It was almost as if the bowlers had no answers to Allen's pyrotechnics. The reward in the end, a maiden T20 fifty and plenty of chatter on social media about what he could potentially achieve at his upcoming IPL stint with Royal Challengers Bangalore, where he'd team up with Virat Kohli and AB de Villiers. All this as Guptill also found his own hitting range in making 44 off 18 before holing out to sweeper cover.
Fielding lets Bangladesh down
Not for the first time on tour, Bangladesh's fielding was a disappointment. At Eden Park, where the boundaries are slightly odd-shaped because it's also a Rugby ground, Bangladesh's struggled with their angles, grassing as many as four catches and bailing out of one completely.

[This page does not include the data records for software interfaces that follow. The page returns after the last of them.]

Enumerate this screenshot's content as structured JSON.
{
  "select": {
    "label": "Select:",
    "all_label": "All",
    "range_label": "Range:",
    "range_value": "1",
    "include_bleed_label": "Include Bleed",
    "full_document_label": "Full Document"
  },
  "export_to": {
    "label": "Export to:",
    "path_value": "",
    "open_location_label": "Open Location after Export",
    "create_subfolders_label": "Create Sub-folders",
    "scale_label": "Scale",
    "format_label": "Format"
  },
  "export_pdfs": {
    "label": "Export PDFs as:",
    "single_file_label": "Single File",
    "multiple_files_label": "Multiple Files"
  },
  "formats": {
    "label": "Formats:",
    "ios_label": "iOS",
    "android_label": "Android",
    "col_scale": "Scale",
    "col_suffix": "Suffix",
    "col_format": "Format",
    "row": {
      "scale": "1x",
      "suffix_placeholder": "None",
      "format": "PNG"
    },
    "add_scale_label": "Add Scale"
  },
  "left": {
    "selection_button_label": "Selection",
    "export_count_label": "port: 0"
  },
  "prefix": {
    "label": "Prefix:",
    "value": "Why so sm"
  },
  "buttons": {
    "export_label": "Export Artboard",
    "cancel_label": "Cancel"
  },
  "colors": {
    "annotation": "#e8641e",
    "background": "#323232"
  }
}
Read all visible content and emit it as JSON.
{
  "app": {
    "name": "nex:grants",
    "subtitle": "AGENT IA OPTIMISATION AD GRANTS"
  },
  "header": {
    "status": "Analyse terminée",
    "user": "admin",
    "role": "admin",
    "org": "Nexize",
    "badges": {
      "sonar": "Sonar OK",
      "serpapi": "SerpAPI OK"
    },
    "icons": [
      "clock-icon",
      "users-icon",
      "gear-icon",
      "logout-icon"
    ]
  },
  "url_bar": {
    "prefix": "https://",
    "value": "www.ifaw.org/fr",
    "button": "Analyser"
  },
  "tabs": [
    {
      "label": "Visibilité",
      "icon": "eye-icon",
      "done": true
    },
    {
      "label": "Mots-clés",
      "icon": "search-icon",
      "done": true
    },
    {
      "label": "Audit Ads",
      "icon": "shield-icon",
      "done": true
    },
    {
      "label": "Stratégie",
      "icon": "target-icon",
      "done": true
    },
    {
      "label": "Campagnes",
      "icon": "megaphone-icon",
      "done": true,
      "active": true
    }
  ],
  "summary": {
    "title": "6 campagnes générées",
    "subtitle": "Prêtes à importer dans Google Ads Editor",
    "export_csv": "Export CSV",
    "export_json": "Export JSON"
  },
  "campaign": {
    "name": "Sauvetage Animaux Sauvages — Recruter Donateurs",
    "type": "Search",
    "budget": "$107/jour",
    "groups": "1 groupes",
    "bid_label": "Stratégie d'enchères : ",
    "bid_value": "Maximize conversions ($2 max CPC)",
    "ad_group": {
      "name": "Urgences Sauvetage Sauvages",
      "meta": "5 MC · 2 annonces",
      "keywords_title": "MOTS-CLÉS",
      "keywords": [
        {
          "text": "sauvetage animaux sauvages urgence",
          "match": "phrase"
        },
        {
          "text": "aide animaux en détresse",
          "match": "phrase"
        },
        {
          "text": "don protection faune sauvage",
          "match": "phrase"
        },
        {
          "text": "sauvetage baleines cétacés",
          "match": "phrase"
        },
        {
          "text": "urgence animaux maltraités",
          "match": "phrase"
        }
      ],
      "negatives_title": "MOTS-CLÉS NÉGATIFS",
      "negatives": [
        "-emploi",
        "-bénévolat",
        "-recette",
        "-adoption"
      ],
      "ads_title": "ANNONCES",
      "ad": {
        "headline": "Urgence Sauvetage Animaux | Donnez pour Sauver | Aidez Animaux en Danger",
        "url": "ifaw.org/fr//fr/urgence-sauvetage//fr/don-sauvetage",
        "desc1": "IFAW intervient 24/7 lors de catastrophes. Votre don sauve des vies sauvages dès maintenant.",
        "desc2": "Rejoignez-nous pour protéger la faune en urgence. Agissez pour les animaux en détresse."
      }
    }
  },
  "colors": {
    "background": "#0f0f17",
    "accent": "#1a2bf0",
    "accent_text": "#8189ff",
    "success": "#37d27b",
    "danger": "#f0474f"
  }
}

Allen was put down twice in the fourth over. First, Rubel Hossain put down a tough chance running back from mid-off. Then, Soumya Sarkar failed to get around from mid-on to grab a steepler. Then in the seventh over, Soumya put Allen down again on 51 when he did all the hard work in running in from long-off and then putting in a full-length dive - doing most things right - before grassing the ball off his fingertips. Then in the penultimate over, Shoriful Islam bailed out of a catch to once again reprieve Allen for the fourth time in the night, but by then the damage had been done.
But there was some silver lining in Shoriful's bowling efforts. Hitting the hard lengths with his left-arm pace and mixing it up with the wide yorkers, his two overs went for just 21 for the wicket of Glenn Phillips as he looked to accelerate towards the end. In a game where New Zealand went at 14 an over, this was commendable.
Southee, Astle inflict maximum damage
Soumya was done in for pace as he lobbed a return catch to Southee off an inside edge in the very first over. Off the next delivery, Das walked across to paddle, only to see his middle stump flattened by a full and furiously straight delivery. Opener Mohammad Naim muscled his way to two sixes, but the entertainment was all too brief, as he was one of four victims of legspinner Todd Astle, who was playing his first game of the season.
One of those wickets, to dismiss Afif Hossain, was particularly impressive. Imparting plenty of revs on a wrong' un that he landed on a length to get bounce - almost Rashid Khan-like, he beat a swinging Afif Hossain's slog sweep with part-time wicketkeeper Devon Conway effecting a smart stumping. He finished with figures of 4 for 13. Southee then returned to take another, although he missed his hat-trick in doing so. It wasn't a batting performance Bangladesh would want to remember.
Shashank Kishore is a senior sub-editor at ESPNcricinfo